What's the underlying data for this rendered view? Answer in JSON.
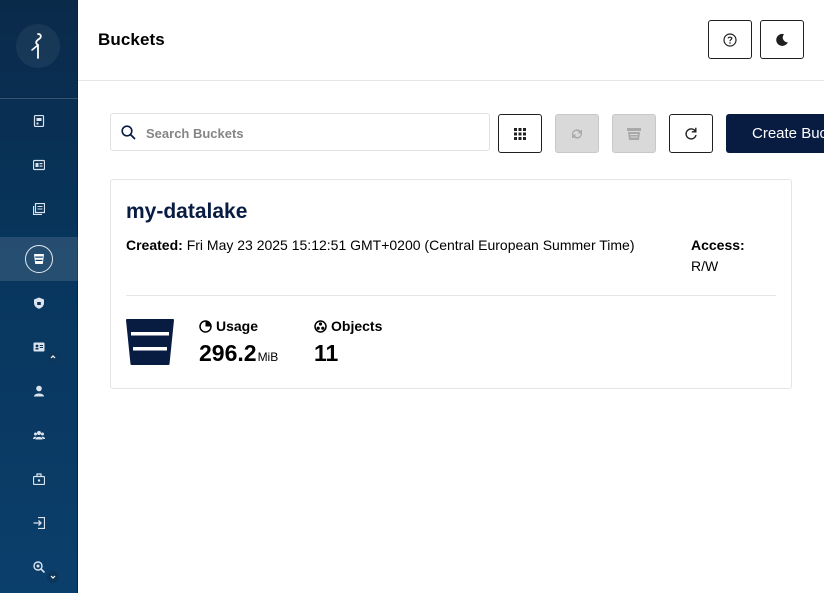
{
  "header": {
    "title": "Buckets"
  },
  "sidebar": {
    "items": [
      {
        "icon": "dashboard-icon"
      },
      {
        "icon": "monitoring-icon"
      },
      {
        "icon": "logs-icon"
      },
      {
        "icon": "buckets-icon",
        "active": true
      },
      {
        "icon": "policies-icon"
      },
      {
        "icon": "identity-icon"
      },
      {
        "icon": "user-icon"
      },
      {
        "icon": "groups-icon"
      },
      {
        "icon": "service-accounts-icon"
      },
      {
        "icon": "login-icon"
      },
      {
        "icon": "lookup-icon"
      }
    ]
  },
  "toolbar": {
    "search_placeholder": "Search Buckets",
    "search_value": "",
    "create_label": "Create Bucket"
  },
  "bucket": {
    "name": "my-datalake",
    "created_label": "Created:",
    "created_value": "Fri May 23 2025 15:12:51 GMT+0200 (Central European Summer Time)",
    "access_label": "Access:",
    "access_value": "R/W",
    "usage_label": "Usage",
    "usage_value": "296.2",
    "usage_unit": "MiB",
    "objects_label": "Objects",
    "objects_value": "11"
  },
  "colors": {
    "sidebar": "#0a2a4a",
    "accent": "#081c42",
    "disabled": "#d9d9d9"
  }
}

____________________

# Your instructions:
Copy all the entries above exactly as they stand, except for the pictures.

# Written response:
What's the underlying data for this rendered view? Answer in JSON.
{
  "header": {
    "title": "Buckets"
  },
  "sidebar": {
    "items": [
      {
        "icon": "dashboard-icon"
      },
      {
        "icon": "monitoring-icon"
      },
      {
        "icon": "logs-icon"
      },
      {
        "icon": "buckets-icon",
        "active": true
      },
      {
        "icon": "policies-icon"
      },
      {
        "icon": "identity-icon"
      },
      {
        "icon": "user-icon"
      },
      {
        "icon": "groups-icon"
      },
      {
        "icon": "service-accounts-icon"
      },
      {
        "icon": "login-icon"
      },
      {
        "icon": "lookup-icon"
      }
    ]
  },
  "toolbar": {
    "search_placeholder": "Search Buckets",
    "search_value": "",
    "create_label": "Create Bucket"
  },
  "bucket": {
    "name": "my-datalake",
    "created_label": "Created:",
    "created_value": "Fri May 23 2025 15:12:51 GMT+0200 (Central European Summer Time)",
    "access_label": "Access:",
    "access_value": "R/W",
    "usage_label": "Usage",
    "usage_value": "296.2",
    "usage_unit": "MiB",
    "objects_label": "Objects",
    "objects_value": "11"
  },
  "colors": {
    "sidebar": "#0a2a4a",
    "accent": "#081c42",
    "disabled": "#d9d9d9"
  }
}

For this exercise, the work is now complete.